One of the passengers in defendant's car, Rosemarie Banks, signed a statement at the police station that she saw defendant put a gun in his rear pants pocket as he was getting out of the car. At trial, she testified that she did not see a gun but police coerced her into saying that she did. The other passenger, Coretta Pearson, testified that, although she did not see anything, she heard Cline say either "Oh my god," or "oh damn it," followed by, "he has a gun."
Officer Jon Beggs interviewed defendant after his release from the hospital on June 21, about 11:30 a.m. Defendant said he ran from Cline because he did not have his driver's license and was fearful of being arrested and that Cline shot him as he ran between some houses on South Crea. In cross-examining Beggs, defense counsel asked the following questions:
"Q. Okay. *** [A]t any time during the interview, did he act like he was sleepy or going to go to sleep?
A. Towards the conclusion of the inter-view--uh--we started discussing the--uh--fact of him possibly taking a polygraph exam. At that point, he started to, basically, nod off--uh--when he seemed to rouse back around. Uh--he just finally told me he wasn't inter-ested in taking one at that point."
After completing cross-examination, defense counsel, during a conference in chambers, made a motion for mistrial because of the polygraph examination reference. The trial court denied the motion and instructed the jury that (1) lie detector tests, polygraph tests, are not sufficiently reliable "for a jury to decide any issue in the case"; (2) "evidence regarding polygraphs, taking one, refusing to take one, anything to do with polygraph tests, is just not admissible"; (3) such evidence did not "have sufficient proof ability as evidence to be of any assistance to the jury"; and (4) Beggs' statements regarding the polygraph were accordingly stricken, and the jury was to disregard them.

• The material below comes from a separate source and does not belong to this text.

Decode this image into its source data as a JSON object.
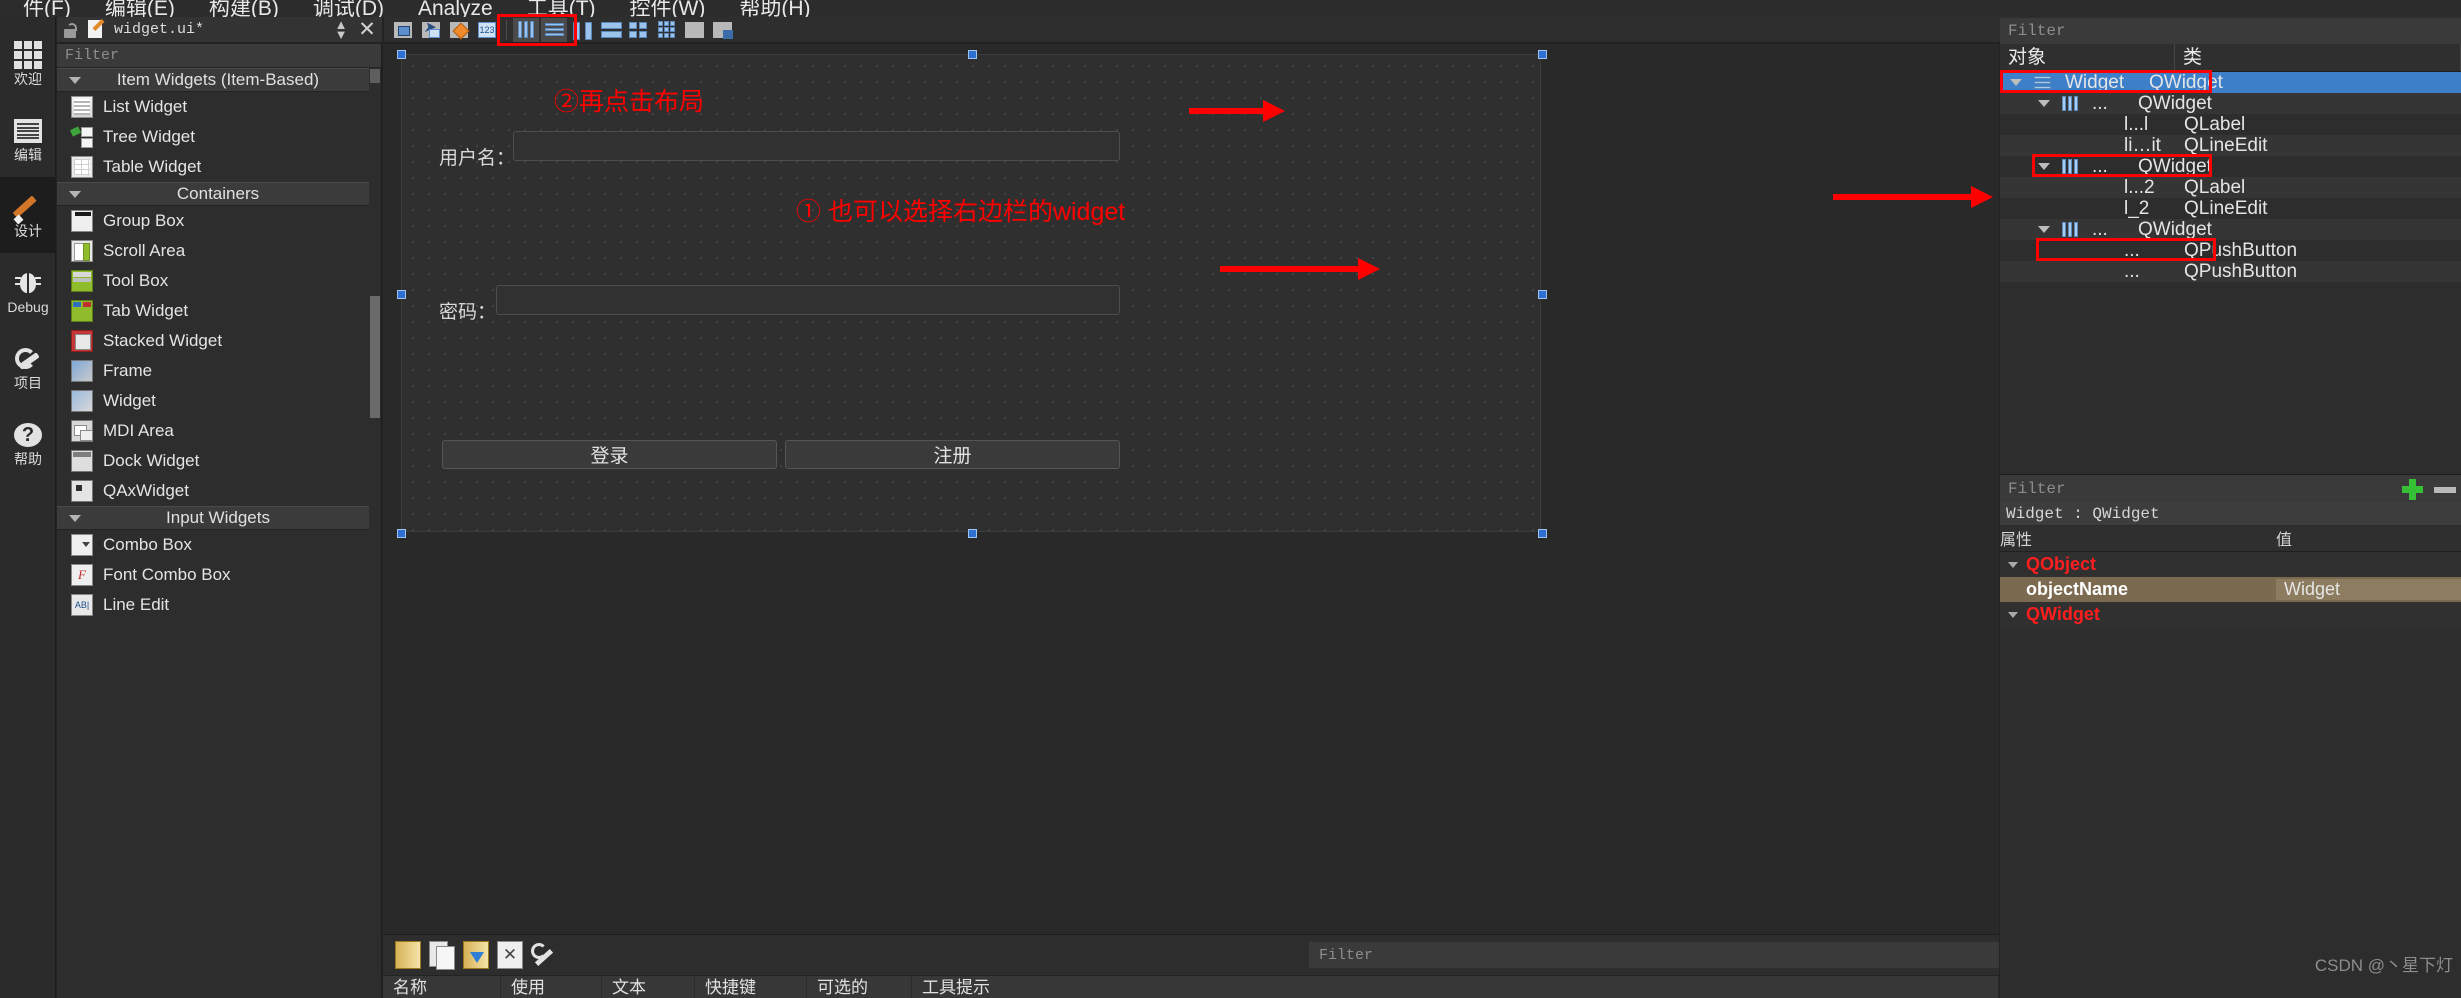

The general rule in Illinois is to preclude introduction of evidence regarding polygraph examinations and the results of those tests. People v. Jefferson, 184 Ill. 2d 486, 492, 705 N.E.2d 56, 59 (1998). The problems with polygraph evidence are twofold. First, polygraphy is not sufficiently reliable to establish guilt or innocence. Second, the quasi-scientific nature of the test may lead a trier of fact to give the evidence undue weight, notwithstanding its lack of reliability. Jefferson, 184 Ill. 2d at 493, 705 N.E.2d at 60.
In Jefferson, the defendant sought to explain her inculpatory statement with testimony that the police had said her daughter (the victim) had only a few hours to live, and if she signed the statement she could see her daughter, talk to her parents, and go home. In response the State, after a discussion with the trial judge outside the jury's presence, introduced testimony that defendant had agreed to take a polygraph test, a test was scheduled, and about 5 or 10 minutes later defendant told the officers that she wanted to tell the truth about what had happened. Despite the general rule of exclusion, the supreme court held the evidence became admissible to explain the circumstances surrounding the defendant's inculpatory statement to police, after the defendant raised the contention in her testimony that her statement was induced by promises of lenient treatment. Jefferson, 184 Ill. 2d at 496, 705 N.E.2d at 61; see also People v. Jackson, 198 Ill. App. 3d 831, 846, 556 N.E.2d 619, 629 (1990) (evidence that defendant failed polygraph examination admissible to show that failure motivated his confession, rather than ...